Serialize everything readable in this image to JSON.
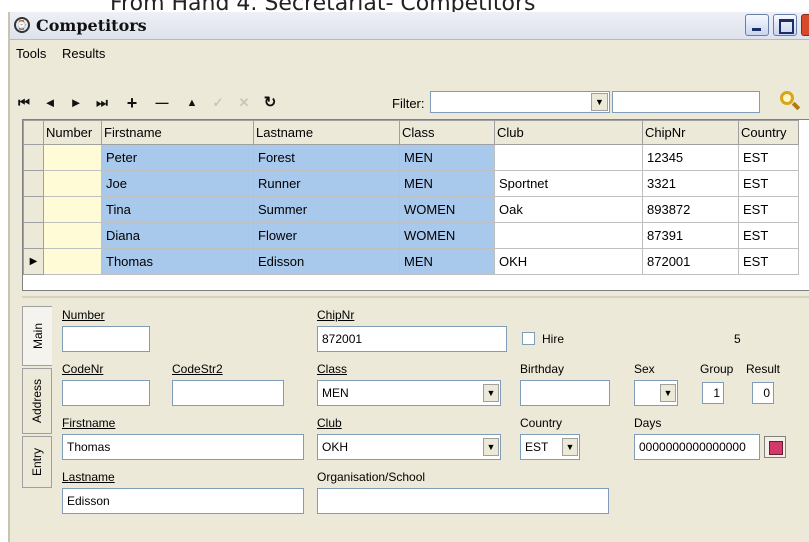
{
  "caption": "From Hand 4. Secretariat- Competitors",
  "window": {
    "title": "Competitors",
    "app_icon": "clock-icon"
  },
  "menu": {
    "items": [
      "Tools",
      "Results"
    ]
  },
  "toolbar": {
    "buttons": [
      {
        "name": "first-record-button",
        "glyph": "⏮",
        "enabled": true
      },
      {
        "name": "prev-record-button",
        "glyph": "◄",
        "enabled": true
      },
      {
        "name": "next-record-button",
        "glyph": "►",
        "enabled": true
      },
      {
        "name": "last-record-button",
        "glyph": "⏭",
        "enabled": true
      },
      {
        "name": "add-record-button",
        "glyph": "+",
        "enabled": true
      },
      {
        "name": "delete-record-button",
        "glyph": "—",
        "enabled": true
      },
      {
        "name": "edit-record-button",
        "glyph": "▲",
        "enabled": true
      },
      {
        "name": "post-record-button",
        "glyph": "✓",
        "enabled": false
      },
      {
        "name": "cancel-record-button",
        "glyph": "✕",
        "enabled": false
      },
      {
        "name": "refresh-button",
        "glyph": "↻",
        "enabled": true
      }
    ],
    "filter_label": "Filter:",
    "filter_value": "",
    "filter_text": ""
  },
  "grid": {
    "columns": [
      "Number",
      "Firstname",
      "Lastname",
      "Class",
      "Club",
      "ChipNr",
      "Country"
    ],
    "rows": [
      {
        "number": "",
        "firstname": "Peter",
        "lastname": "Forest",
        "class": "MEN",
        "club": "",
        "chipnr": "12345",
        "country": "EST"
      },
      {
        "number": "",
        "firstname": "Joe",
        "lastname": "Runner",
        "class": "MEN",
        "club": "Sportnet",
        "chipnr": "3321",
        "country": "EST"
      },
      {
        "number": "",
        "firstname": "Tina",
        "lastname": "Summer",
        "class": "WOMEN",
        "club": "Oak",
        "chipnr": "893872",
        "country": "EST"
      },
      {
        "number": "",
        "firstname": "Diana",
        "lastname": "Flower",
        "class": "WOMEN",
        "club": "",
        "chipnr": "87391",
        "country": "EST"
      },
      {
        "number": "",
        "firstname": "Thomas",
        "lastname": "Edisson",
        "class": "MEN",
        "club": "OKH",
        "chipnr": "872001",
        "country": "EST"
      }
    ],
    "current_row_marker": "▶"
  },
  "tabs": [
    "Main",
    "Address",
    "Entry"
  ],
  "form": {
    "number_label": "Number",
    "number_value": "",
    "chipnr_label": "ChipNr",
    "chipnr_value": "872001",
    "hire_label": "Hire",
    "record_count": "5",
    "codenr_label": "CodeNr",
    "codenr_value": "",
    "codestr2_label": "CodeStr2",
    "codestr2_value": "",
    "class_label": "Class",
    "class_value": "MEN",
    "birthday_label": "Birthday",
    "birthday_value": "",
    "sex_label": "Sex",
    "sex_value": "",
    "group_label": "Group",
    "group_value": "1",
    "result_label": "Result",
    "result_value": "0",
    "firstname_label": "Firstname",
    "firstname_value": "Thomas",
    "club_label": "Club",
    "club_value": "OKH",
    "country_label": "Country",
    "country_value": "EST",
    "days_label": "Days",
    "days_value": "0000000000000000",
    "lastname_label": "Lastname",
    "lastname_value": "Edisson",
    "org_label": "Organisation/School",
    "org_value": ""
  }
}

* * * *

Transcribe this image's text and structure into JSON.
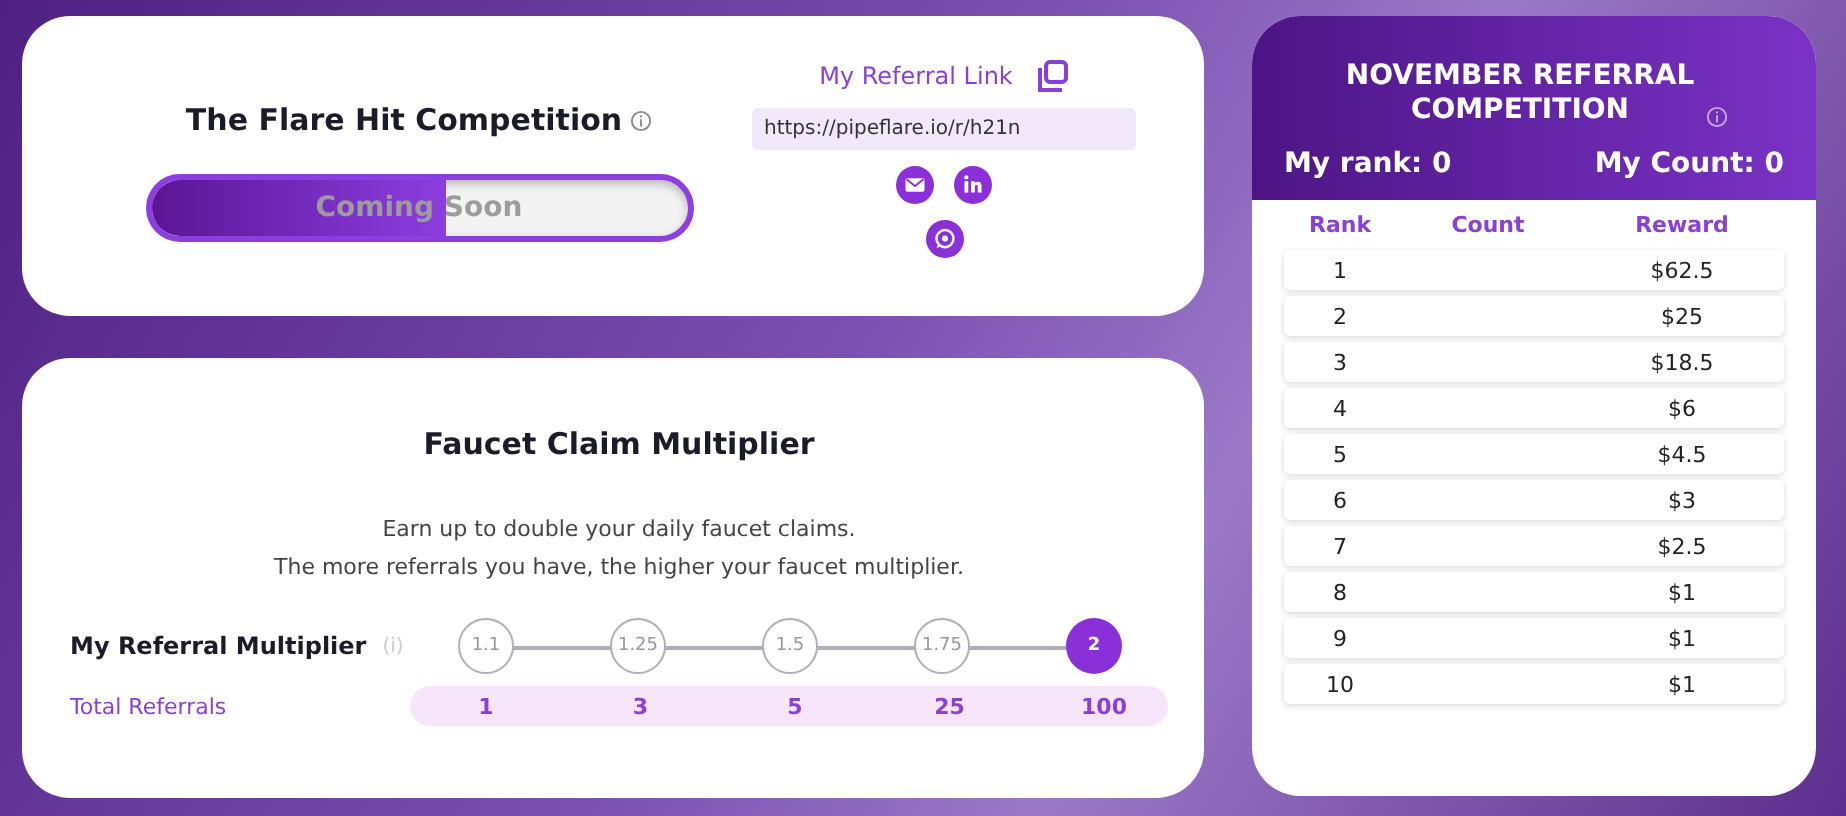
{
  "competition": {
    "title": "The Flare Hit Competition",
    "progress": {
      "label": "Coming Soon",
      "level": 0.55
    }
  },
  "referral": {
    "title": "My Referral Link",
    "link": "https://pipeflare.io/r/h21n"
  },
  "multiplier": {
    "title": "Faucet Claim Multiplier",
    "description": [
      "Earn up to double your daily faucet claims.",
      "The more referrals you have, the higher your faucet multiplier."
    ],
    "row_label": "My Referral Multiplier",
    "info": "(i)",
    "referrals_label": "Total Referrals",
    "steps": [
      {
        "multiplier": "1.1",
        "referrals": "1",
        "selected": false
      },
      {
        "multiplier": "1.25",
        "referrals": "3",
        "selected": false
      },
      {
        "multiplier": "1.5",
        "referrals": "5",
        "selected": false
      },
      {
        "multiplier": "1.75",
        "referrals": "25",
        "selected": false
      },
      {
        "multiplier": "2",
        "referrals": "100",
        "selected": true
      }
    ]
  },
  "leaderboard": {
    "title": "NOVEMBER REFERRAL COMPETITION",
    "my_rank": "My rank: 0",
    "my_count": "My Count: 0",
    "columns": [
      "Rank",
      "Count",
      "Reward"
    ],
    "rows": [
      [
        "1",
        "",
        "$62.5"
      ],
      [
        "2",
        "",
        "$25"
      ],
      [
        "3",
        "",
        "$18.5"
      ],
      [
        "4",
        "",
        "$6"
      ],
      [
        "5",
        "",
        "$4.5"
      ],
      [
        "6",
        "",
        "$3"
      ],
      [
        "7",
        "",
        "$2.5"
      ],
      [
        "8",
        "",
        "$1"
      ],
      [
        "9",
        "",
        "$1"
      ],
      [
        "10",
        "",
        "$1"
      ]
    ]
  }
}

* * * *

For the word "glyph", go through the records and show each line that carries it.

→ Solved problem
        "glyph": "⏮",
        "glyph": "◄",
        "glyph": "►",
        "glyph": "⏭",
        "glyph": "+",
        "glyph": "—",
        "glyph": "▲",
        "glyph": "✓",
        "glyph": "✕",
        "glyph": "↻",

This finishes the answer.